IT companies are well aware of the value of modernizing their legacy technology systems—and they’re also aware of the challenges they face if they choose not to. As was stated in a recent Forrester study: “Modernize now or suffer the consequences.” According to Forrester, IT leaders reported that their mainframe applications and systems prevent them from achieving the following initiatives:
- Integrating existing business applications with mobile applications
- Deploying existing applications to private, public or hybrid clouds
- Measuring business intelligence activity against data from Web apps, social media, mobile apps and back-end transactions
If you know you need to modernize your legacy systems, you’re on the right track; however, you may find that the unknowns—the unexpected bumps in the road or a general lack of readiness—can bring a promising modernization project to a halt. It’s not that uncommon for modernization efforts to miss the mark. According to research from Fierce CIO, overall modernization project success rates range from 24 percent to 39 percent, and half of the projects that cost more than $15 million deliver only 44 percent of their intended value.
So, why do some legacy modernization projects fail? Findings from the Forrester study provide insight into why this is the case. Below we list some errors the research firm cautions to avoid:
- Short-term strategizing: If you’re not strategizing for the long-term, you’re going to add more long-term technical debt, according to Forrester. In other words, stop treating each back-end application individually. “Instead, plan for victory by treating them all as an opportunity to create a strategic plan to minimize [overall] technical debt.”

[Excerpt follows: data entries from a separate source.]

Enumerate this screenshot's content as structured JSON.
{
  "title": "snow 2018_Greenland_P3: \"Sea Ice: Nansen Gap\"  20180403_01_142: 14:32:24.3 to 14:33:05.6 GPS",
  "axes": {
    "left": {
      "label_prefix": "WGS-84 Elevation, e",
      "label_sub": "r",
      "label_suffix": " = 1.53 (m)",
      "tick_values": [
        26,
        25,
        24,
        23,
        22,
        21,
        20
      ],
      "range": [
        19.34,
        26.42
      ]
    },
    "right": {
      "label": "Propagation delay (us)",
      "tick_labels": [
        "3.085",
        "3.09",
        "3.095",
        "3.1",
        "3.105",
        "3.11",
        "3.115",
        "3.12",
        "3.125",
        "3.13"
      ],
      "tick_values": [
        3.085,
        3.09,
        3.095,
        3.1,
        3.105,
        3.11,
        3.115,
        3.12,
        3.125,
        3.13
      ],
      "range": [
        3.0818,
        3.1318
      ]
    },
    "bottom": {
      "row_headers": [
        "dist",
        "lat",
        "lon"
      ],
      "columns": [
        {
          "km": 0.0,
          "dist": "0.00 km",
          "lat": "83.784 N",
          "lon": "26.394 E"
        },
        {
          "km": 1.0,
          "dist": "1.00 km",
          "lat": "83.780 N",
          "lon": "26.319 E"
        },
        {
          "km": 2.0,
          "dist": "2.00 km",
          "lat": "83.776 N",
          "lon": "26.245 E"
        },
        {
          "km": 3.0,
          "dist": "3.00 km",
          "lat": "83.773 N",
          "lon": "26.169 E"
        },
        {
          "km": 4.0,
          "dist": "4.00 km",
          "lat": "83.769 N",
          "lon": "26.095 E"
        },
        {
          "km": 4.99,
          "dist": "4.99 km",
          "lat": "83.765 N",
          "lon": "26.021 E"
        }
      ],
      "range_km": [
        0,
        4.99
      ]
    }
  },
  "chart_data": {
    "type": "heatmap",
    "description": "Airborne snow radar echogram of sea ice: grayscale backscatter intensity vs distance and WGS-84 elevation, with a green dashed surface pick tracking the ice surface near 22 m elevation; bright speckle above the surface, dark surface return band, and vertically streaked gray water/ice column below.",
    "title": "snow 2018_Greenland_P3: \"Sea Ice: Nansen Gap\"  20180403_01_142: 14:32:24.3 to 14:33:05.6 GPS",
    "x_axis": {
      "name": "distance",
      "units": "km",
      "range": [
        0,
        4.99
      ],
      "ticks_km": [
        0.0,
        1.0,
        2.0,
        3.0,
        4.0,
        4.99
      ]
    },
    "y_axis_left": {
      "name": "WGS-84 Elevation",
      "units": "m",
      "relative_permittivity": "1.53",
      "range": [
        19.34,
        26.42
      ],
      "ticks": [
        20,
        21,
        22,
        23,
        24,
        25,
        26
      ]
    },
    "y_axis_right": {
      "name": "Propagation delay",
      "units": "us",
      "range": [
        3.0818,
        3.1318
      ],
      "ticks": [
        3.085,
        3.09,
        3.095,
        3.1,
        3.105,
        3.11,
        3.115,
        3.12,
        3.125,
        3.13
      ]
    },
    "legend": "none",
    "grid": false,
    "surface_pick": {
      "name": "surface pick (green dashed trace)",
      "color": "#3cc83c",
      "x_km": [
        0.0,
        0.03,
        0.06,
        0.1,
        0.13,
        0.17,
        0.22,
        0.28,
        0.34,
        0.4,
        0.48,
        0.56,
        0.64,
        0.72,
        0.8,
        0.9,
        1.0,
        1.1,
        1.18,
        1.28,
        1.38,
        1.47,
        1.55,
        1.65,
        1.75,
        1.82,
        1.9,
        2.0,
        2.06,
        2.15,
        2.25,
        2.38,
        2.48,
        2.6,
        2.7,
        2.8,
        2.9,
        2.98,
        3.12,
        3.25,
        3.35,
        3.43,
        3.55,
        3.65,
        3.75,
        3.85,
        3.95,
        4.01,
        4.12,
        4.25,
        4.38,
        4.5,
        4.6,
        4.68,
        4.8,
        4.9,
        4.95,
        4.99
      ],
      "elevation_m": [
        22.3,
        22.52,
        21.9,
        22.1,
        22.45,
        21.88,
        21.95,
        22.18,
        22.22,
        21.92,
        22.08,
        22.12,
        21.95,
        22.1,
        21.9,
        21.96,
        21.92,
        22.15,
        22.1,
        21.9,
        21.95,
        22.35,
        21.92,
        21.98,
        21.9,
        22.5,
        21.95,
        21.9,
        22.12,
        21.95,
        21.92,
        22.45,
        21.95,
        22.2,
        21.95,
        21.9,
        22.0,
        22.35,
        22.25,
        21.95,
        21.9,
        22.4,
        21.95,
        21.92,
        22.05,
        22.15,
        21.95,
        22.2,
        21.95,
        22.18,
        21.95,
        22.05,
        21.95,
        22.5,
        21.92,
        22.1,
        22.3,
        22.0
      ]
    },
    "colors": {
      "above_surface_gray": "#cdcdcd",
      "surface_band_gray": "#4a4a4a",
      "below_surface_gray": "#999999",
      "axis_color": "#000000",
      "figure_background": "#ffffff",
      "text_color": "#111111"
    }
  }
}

- Failure to make a strong initial pitch: According to Forrester, nearly one-third of survey respondents said their inability to make a successful business case prevented their modernization project from seeing the light of day. Having your legacy modernization project pulled will leave your company open to competitive threat. So, don’t fail to make a strong pitch for the switch.
- Attempting legacy modernization independently: Forrester makes it clear that unqualified companies shouldn’t attempt it on their own. Don’t be resistant to ideas developed outside of your organization; Forrester identifies this as a sign of poor institutional efficiency. “The skills required for modernization are unique; leverage third-party firms and agencies that have the benefit of experience from previous engagements.”
This is where a strategic IT resource like AAJ can come into play for companies looking to effectively sidestep challenges of legacy modernization. Our team boasts nearly two decades of experience in legacy systems and applications development, modernization and integration to help you reduce time and effort and ensure project success.
Remember: When the going gets tough, you need to kick operations into high gear; you can’t give up. Click here to schedule a consultation with AAJ’s team of experts to see how we can get your legacy modernization project up and running.